Top of DATA UNDER STUDY

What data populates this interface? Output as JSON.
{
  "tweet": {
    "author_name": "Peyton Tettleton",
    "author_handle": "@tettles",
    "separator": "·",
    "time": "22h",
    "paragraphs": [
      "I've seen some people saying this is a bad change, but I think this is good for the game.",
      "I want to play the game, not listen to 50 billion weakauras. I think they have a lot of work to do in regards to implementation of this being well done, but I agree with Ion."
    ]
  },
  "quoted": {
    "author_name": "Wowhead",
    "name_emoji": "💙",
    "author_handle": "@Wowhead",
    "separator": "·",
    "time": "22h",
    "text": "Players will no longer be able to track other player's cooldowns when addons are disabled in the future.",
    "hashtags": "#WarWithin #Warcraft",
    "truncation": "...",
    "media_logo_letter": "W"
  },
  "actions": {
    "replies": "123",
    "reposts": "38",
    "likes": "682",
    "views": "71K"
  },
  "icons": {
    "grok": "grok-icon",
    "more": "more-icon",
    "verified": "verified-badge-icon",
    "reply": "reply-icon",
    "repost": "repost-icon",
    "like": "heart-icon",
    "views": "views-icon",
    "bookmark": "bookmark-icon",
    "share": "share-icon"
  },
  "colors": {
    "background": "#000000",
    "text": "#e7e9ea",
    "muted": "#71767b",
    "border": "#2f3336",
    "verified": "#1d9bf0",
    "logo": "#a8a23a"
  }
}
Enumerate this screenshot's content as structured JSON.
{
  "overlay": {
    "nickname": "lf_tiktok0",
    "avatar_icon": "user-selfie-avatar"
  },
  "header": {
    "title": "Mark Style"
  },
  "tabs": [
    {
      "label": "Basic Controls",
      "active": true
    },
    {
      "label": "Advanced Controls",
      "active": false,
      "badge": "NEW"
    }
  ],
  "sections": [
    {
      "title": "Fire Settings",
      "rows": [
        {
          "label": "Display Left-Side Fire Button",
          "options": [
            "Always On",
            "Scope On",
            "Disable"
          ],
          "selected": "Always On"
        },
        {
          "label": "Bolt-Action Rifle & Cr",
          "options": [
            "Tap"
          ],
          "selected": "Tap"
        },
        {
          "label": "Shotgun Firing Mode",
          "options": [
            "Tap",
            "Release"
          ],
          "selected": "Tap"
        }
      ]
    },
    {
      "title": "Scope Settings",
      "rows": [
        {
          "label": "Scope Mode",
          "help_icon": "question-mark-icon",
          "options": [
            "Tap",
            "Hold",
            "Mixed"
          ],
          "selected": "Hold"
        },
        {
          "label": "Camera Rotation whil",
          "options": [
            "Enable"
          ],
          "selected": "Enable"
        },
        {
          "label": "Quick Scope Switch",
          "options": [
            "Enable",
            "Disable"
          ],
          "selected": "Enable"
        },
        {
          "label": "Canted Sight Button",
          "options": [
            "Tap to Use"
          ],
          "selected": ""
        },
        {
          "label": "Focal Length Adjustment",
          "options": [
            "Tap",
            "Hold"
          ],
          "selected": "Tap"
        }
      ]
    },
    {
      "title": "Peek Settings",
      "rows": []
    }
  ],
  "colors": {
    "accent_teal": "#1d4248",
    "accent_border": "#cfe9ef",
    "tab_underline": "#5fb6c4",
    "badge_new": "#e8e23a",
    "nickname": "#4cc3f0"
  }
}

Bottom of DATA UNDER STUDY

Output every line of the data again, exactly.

### [OUTPUT OF THE EXERCISE]
What data populates this interface? Output as JSON.
{
  "tweet": {
    "author_name": "Peyton Tettleton",
    "author_handle": "@tettles",
    "separator": "·",
    "time": "22h",
    "paragraphs": [
      "I've seen some people saying this is a bad change, but I think this is good for the game.",
      "I want to play the game, not listen to 50 billion weakauras. I think they have a lot of work to do in regards to implementation of this being well done, but I agree with Ion."
    ]
  },
  "quoted": {
    "author_name": "Wowhead",
    "name_emoji": "💙",
    "author_handle": "@Wowhead",
    "separator": "·",
    "time": "22h",
    "text": "Players will no longer be able to track other player's cooldowns when addons are disabled in the future.",
    "hashtags": "#WarWithin #Warcraft",
    "truncation": "...",
    "media_logo_letter": "W"
  },
  "actions": {
    "replies": "123",
    "reposts": "38",
    "likes": "682",
    "views": "71K"
  },
  "icons": {
    "grok": "grok-icon",
    "more": "more-icon",
    "verified": "verified-badge-icon",
    "reply": "reply-icon",
    "repost": "repost-icon",
    "like": "heart-icon",
    "views": "views-icon",
    "bookmark": "bookmark-icon",
    "share": "share-icon"
  },
  "colors": {
    "background": "#000000",
    "text": "#e7e9ea",
    "muted": "#71767b",
    "border": "#2f3336",
    "verified": "#1d9bf0",
    "logo": "#a8a23a"
  }
}
Enumerate this screenshot's content as structured JSON.
{
  "overlay": {
    "nickname": "lf_tiktok0",
    "avatar_icon": "user-selfie-avatar"
  },
  "header": {
    "title": "Mark Style"
  },
  "tabs": [
    {
      "label": "Basic Controls",
      "active": true
    },
    {
      "label": "Advanced Controls",
      "active": false,
      "badge": "NEW"
    }
  ],
  "sections": [
    {
      "title": "Fire Settings",
      "rows": [
        {
          "label": "Display Left-Side Fire Button",
          "options": [
            "Always On",
            "Scope On",
            "Disable"
          ],
          "selected": "Always On"
        },
        {
          "label": "Bolt-Action Rifle & Cr",
          "options": [
            "Tap"
          ],
          "selected": "Tap"
        },
        {
          "label": "Shotgun Firing Mode",
          "options": [
            "Tap",
            "Release"
          ],
          "selected": "Tap"
        }
      ]
    },
    {
      "title": "Scope Settings",
      "rows": [
        {
          "label": "Scope Mode",
          "help_icon": "question-mark-icon",
          "options": [
            "Tap",
            "Hold",
            "Mixed"
          ],
          "selected": "Hold"
        },
        {
          "label": "Camera Rotation whil",
          "options": [
            "Enable"
          ],
          "selected": "Enable"
        },
        {
          "label": "Quick Scope Switch",
          "options": [
            "Enable",
            "Disable"
          ],
          "selected": "Enable"
        },
        {
          "label": "Canted Sight Button",
          "options": [
            "Tap to Use"
          ],
          "selected": ""
        },
        {
          "label": "Focal Length Adjustment",
          "options": [
            "Tap",
            "Hold"
          ],
          "selected": "Tap"
        }
      ]
    },
    {
      "title": "Peek Settings",
      "rows": []
    }
  ],
  "colors": {
    "accent_teal": "#1d4248",
    "accent_border": "#cfe9ef",
    "tab_underline": "#5fb6c4",
    "badge_new": "#e8e23a",
    "nickname": "#4cc3f0"
  }
}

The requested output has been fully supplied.